Though they were once considered “nice to haves,” we now know soft skills are critical predictors of workplace performance. Though they were once considered entirely subjective, we now know they can be quantified. And though soft skills were once considered traits you were either born with or not, we now know they can be taught and improved.
But, like with any skill you want to improve, the first step to getting better is knowing where you’re starting from. In sports, a coach will evaluate players’ skills to identify where they most need to improve and how they should approach training. In school, test scores help students understand which areas they need to keep studying and which ones they’ve mastered. And when it comes to developing soft skills, the same is true: we need to know where we stand before we can come up with an effective, efficient improvement plan.
Why Identifying a Baseline Is the First Step
Take communication, for example. It’s the number-one skill recruiters are looking for, and it’s the activity that drives 80 percent of our work on any given day. The way we communicate with each other in group meetings, sales pitches, and one-on-one conversations dictates how we impact our audience.
But here’s the catch: we may not know why we’re impacting the audience the way we are. Did your team love something you said? Did you irritate your boss in your last one-on-one? Unless you know exactly why they happened, it’s hard to replicate previous successes—or avoid future misunderstandings.
But understanding your impact is easier said than done. Research has found that we’re only aware of 5 to 10 percent of the signals we’re sending at any given time. But it’s those signals we don’t notice—the pronouns, the gestures, and the subtle variations in tone—that drive reactions. If we can’t identify and control those signals, we can’t control our audiences’ reactions.
So it’s only by evaluating our current communication skills—understanding how we come across today and which aspects of our communication style are causing people to respond the way they are—that we can really start to improve and control the outcomes of our interactions.
How Can We Evaluate Our Current Skills?
Like many so-called soft skills, communication has traditionally been considered subjective—an art—and therefore impossible to measure objectively. So we’ve relied on subjective evaluation methods like direct feedback from peers, superiors, and even subordinates.
That’s not a bad place to start, as asking how we come across may lead to some honest insights. But the responses will likely be sugarcoated, and they’ll certainly be colored by someone’s bad mood, rough morning, or shared appreciation for the topic at hand. What’s more, even the most honest feedback is likely to be fairly general. Just like we can’t necessarily identify many of the signals we’re sending, audience members can’t often tell exactly why someone inspires them or rubs them the wrong way.
What we really need if we want to improve is an objective view of our overall impact as communicators and a detailed dive into the verbal and nonverbal communication traits driving that impact.

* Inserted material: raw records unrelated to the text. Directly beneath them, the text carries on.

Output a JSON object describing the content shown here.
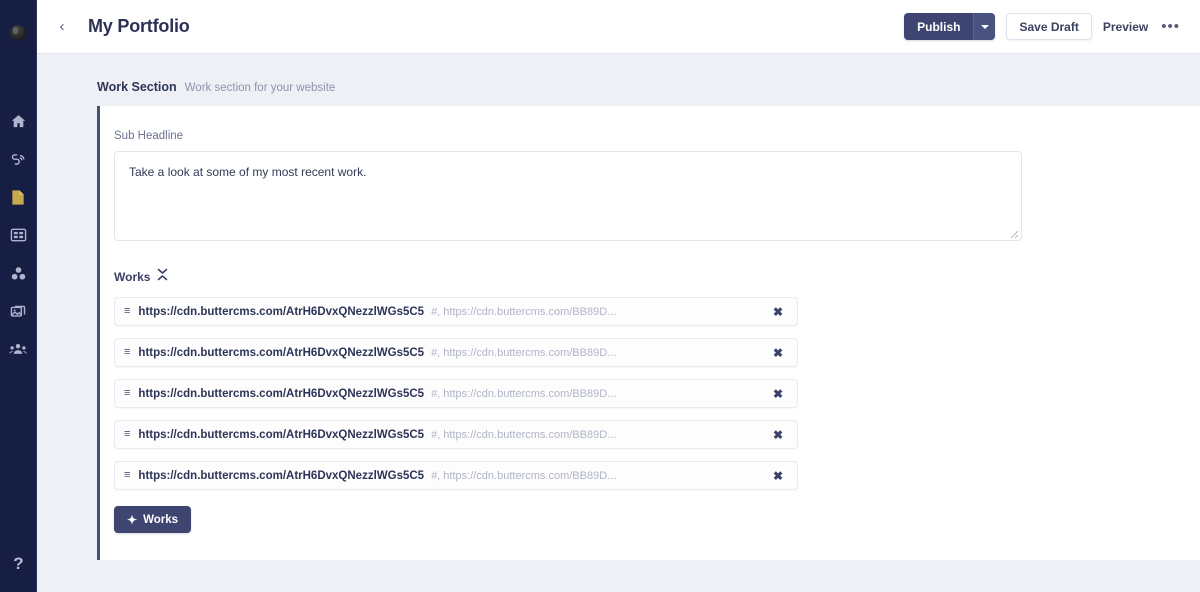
{
  "sidebar": {
    "avatar_name": "user-avatar",
    "items": [
      {
        "name": "home-icon",
        "label": "Home"
      },
      {
        "name": "blog-icon",
        "label": "Blog"
      },
      {
        "name": "pages-icon",
        "label": "Pages"
      },
      {
        "name": "collections-icon",
        "label": "Collections"
      },
      {
        "name": "components-icon",
        "label": "Components"
      },
      {
        "name": "media-icon",
        "label": "Media"
      },
      {
        "name": "team-icon",
        "label": "Team"
      }
    ],
    "help": {
      "label": "?",
      "name": "help-icon"
    }
  },
  "topbar": {
    "back_label": "‹",
    "title": "My Portfolio",
    "publish_label": "Publish",
    "publish_caret_name": "chevron-down-icon",
    "save_draft_label": "Save Draft",
    "preview_label": "Preview",
    "more_label": "•••"
  },
  "section": {
    "title": "Work Section",
    "subtitle": "Work section for your website"
  },
  "form": {
    "subheadline": {
      "label": "Sub Headline",
      "value": "Take a look at some of my most recent work.",
      "placeholder": "Sub Headline"
    },
    "works": {
      "label": "Works",
      "collapse_icon_name": "collapse-expand-icon",
      "add_button_label": "Works",
      "add_button_plus": "✦",
      "remove_glyph": "✖",
      "drag_glyph": "≡",
      "rows": [
        {
          "primary": "https://cdn.buttercms.com/AtrH6DvxQNezzlWGs5C5",
          "secondary": "#, https://cdn.buttercms.com/BB89D..."
        },
        {
          "primary": "https://cdn.buttercms.com/AtrH6DvxQNezzlWGs5C5",
          "secondary": "#, https://cdn.buttercms.com/BB89D..."
        },
        {
          "primary": "https://cdn.buttercms.com/AtrH6DvxQNezzlWGs5C5",
          "secondary": "#, https://cdn.buttercms.com/BB89D..."
        },
        {
          "primary": "https://cdn.buttercms.com/AtrH6DvxQNezzlWGs5C5",
          "secondary": "#, https://cdn.buttercms.com/BB89D..."
        },
        {
          "primary": "https://cdn.buttercms.com/AtrH6DvxQNezzlWGs5C5",
          "secondary": "#, https://cdn.buttercms.com/BB89D..."
        }
      ]
    }
  },
  "colors": {
    "sidebar_bg": "#161e44",
    "accent_dark": "#3d4570",
    "page_bg": "#eef0f6",
    "card_border": "#464e73",
    "pages_icon": "#c6a94a"
  }
}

While once upon a time, that objective evaluation was nearly impossible to come by—or, at the very least, prohibitively expensive—today, innovations in technologies like natural language processing, vocal recognition, and facial analysis mean we can conduct quantitative, AI-driven evaluations of our communication skills—and our colleagues’ and our leaders’ and our potential new hires—at scale, with unique, accurate, data-driven results for every user.
So what does this mean? Today, we can upload a video of ourselves in a recent communication event and receive specific, detailed feedback not only on our overall impact—how audiences will perceive us as leaders based on our communication skills—but the minute traits driving that impact. Our vocal tone, our facial expressions and gestures, our posture, and the tiny filler words that pepper our speech without us even realizing it.
While, initially, we were unaware of 90 percent of the signals that were shaping the way our audiences perceived us, this baseline evaluation brings them to our attention and shows us how they’re undermining our confidence or persuasive abilities, or supporting our perceived trustworthiness or authenticity.
And then—once we know where we stand—we can use that data to make a game plan for improvement, focusing on our biggest development opportunities in order to meet our communication and leadership goals.